Januarie is a big role and needs an heroic voice, which John Findon provided, managing a nice transition between comic lust, jealousy and poignant regret. He looked convincing too, belying his youth. Anna Sideris charmed as his youthful wife May, but also made the inequality of the marriage apparent even in the comic scenes. As her paramour, Damyan, Daniel Shelvey was handsome, charming and delightfully dim.
As Pluto and Proserpina, Martin Hässler and Elizabeth Skinner brought a seriousness of intent which made their scenes seem far more than a simple diversion, and helped to bring multi-layered depth to the work. And Skinner sang Prosperpina's aria to beauty with beautiful control.
Daniel Mullaney and Jae Muffett as Placebo and Justinus were Januarie's friends, providing a two differing voices commenting on Januarie's wife-getting activities. Chloe Treharne, Bianca Andrew and Jade Moffatt did characterful triple duty, appearing as the three delightfully lusty nymphs but also three serving maids and three townspeople, a female chorus to comment on the action. David Ireland appeared as Father Bruno, the priest who blesses the marriage. Actor George Edwards was Priapus, getting involved by chasing the nymphs (unsuccessfully) during Spring, but generally acting as observer and wry chorus.
|Guildhall School - Julian Philips: The Tale of Januarie - chorus - photo Clive Barda|
Philips opera is clearly designed for a large company like that of a conservatoire, and I hope that it has a lively further life. I feel that a little pruning might be in order to make the first half a little tighter, but overall this was a fascinating piece. And given a tremendous performance all round from the students of the Guildhall School.

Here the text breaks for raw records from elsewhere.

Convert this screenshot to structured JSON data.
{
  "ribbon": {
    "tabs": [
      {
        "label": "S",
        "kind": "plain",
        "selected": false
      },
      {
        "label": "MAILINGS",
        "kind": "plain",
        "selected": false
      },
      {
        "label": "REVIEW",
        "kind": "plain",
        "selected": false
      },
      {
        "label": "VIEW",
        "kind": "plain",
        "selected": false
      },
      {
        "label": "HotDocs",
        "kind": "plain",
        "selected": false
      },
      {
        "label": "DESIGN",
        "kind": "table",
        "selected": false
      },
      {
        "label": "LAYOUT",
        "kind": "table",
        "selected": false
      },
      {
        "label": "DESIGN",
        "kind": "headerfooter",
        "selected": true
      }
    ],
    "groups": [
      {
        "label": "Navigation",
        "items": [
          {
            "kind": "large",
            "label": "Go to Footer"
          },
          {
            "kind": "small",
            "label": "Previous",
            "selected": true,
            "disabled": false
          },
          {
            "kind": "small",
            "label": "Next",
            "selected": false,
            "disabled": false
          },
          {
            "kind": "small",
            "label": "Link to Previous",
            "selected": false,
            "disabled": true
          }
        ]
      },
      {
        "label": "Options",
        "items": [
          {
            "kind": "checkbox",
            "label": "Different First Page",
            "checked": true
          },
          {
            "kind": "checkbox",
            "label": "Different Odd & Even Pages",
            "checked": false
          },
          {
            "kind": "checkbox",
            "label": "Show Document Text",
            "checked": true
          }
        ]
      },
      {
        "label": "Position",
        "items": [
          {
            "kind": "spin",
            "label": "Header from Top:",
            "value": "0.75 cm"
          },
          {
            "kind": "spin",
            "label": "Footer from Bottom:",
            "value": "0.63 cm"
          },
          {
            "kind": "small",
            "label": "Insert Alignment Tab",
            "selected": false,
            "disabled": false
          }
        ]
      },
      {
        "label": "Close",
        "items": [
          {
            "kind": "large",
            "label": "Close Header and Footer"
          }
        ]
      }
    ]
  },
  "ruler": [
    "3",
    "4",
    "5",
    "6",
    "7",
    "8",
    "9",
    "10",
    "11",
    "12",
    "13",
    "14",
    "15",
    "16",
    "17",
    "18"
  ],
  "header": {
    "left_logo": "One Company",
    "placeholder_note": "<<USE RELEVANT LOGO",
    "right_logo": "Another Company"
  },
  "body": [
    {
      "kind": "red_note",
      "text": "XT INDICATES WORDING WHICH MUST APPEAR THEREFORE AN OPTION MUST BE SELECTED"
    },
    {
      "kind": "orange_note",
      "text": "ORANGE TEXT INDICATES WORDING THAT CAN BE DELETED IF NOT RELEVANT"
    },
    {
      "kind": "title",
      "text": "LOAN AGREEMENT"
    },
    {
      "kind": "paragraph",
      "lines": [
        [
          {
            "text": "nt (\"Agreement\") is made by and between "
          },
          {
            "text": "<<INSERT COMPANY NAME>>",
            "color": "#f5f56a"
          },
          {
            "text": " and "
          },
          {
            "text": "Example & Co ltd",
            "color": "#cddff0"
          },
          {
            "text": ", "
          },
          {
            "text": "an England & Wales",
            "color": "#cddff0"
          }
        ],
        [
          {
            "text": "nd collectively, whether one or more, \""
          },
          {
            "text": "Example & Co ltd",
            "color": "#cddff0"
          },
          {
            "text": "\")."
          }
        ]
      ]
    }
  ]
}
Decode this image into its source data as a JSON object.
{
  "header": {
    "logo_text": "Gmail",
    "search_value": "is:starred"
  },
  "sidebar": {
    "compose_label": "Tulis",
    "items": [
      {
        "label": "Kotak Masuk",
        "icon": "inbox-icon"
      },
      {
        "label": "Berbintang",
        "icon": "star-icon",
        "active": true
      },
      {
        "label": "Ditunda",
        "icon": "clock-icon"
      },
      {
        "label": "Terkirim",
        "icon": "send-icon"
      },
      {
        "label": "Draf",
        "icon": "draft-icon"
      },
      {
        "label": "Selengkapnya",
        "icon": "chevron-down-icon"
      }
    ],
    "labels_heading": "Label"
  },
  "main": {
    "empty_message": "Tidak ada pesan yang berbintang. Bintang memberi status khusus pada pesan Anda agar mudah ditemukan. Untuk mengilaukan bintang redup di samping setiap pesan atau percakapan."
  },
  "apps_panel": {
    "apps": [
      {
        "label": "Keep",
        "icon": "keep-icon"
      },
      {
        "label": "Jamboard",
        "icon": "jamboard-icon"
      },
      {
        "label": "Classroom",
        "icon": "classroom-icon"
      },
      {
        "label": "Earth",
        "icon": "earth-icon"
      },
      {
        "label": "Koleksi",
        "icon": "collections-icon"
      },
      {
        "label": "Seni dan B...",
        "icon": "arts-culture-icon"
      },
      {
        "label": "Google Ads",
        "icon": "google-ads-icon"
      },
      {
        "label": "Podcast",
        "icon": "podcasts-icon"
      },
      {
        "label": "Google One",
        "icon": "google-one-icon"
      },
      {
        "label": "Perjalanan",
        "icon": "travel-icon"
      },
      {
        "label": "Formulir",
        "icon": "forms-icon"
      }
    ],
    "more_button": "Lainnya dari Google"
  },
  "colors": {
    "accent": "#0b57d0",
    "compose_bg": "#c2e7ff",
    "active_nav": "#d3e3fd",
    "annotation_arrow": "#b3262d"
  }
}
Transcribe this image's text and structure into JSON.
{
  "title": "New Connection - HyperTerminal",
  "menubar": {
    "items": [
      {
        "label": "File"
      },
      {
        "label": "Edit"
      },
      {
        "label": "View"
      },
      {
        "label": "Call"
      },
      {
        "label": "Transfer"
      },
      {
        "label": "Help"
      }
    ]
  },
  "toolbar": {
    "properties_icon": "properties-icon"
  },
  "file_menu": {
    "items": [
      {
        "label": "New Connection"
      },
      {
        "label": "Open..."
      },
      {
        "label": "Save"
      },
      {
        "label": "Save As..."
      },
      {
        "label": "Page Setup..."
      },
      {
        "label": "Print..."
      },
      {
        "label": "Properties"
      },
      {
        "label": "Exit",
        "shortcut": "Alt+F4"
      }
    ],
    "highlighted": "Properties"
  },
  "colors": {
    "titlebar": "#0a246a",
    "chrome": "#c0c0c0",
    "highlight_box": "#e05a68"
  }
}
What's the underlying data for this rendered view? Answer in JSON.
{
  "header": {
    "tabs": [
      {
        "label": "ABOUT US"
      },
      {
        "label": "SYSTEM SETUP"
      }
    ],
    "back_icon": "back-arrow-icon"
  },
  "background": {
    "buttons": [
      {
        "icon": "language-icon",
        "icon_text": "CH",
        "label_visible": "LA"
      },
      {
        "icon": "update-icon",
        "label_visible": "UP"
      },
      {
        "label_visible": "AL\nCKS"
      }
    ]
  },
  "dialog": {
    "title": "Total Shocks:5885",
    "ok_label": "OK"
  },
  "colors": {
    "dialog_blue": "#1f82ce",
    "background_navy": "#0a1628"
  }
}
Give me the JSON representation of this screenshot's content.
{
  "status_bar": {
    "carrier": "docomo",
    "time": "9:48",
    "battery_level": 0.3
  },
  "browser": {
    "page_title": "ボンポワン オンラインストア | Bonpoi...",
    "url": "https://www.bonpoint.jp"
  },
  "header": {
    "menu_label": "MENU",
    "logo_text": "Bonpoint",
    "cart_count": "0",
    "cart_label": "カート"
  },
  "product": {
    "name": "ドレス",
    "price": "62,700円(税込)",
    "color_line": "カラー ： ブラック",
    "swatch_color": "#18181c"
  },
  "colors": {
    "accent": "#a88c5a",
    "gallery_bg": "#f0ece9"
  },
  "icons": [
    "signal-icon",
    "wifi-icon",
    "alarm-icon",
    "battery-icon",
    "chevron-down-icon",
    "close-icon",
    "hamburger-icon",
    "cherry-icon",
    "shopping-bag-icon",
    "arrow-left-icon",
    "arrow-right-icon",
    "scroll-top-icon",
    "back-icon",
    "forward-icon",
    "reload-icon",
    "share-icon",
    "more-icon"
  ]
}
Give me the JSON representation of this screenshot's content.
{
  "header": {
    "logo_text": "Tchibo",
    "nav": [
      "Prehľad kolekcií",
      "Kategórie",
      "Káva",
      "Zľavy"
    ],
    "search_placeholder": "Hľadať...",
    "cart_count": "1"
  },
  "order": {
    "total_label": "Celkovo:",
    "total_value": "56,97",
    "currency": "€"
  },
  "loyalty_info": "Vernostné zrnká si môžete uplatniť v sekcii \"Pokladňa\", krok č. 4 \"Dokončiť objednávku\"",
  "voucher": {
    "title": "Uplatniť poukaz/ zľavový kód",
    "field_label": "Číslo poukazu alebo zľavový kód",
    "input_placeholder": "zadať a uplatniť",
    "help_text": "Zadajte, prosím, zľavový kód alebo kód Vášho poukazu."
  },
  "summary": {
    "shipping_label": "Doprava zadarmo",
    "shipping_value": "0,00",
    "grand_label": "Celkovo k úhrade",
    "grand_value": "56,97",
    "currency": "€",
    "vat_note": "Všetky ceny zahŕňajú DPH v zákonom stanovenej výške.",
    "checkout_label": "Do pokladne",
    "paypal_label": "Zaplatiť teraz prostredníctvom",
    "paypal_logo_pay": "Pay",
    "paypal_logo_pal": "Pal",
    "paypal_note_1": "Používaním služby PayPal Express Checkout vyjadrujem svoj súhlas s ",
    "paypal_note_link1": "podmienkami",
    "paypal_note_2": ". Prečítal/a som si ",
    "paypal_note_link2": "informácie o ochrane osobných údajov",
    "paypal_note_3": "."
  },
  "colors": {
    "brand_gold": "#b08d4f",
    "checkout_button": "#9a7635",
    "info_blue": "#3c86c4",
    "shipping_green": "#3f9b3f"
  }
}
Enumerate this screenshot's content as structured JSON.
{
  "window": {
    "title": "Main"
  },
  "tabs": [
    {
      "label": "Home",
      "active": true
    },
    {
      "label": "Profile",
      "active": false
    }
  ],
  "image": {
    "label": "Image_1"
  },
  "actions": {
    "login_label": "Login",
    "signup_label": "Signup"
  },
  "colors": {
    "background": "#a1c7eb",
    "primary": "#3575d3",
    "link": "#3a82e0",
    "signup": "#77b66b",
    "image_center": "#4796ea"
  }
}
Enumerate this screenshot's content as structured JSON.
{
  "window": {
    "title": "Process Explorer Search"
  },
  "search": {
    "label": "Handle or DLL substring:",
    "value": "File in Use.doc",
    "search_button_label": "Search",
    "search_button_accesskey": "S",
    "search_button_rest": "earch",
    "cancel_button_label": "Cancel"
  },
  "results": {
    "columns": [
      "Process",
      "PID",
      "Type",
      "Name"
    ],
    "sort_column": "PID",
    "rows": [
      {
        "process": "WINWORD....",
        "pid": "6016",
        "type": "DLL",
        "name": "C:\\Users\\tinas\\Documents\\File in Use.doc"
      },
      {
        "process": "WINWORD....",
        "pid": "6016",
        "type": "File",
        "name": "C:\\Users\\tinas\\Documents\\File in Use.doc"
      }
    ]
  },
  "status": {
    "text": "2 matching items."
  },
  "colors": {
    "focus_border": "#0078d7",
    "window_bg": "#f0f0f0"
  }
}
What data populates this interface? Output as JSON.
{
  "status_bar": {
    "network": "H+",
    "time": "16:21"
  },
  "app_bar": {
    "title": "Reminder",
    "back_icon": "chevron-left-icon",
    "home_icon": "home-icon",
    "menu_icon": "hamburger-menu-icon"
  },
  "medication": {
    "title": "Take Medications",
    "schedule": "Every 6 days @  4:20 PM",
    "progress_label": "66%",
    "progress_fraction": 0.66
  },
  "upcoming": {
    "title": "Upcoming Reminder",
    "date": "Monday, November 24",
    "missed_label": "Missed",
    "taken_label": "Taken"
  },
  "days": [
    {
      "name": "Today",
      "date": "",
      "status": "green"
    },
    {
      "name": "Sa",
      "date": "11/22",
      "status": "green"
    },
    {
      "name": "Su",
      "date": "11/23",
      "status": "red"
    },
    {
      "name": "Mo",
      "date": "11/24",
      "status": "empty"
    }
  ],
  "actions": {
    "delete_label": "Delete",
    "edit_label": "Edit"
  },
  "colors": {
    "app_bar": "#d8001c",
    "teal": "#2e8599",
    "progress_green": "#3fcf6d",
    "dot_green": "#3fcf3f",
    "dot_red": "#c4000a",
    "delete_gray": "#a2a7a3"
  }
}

Elsewhere on this blog:
- We're crowdfunding for Quickening, a disc of new settings of Rowan Williams, AE Housman, Ivor Gurney, Christina Rossetti by Robert Hugill coming out on the Navona Records label, please visit http://www.crowdfunder.co.uk/quickening
- Superb choral performances: Richard Harvey's Kyrie with Latvian Radio Choir and Estonian Philharmonic Chamber Choir - CD review
- Various Stages Festival: Six operas in development presented by Mahogany Opera Group - Opera review
- Terrific: Weinberg chamber symphonies - CD review
- English Fantasy: Emma Johnson & BBC Concert Orchestra in Will Todd, Paul Reade, John Dankworth and Patrick Hawes - CD review
- Major coup: Premiere of Kemal Yusuf's first string quartet in Norfolk - concert review
- Striking trilogy: Snow, world premiere of opera by three composers from The Opera Story - opera review
- Romanticism and contrast: Parnassius Piano Duo in Parry, Copland and Rachmaninov - concert review
- Diverse and engaging: Alina Ibragimova and the Scottish Ensemble in Bach and Hartmann - concert review
- Discovering the music beneath: Janusz Wawrowski Sequenza - CD review
- I chat to Peter Dijkstra; conductor of the Netherlands Chamber Choir, about the choir's first UK appearance for 15 years - interview
- An immersive experience: Even You Song at Peterborough Cathedral - music theatre review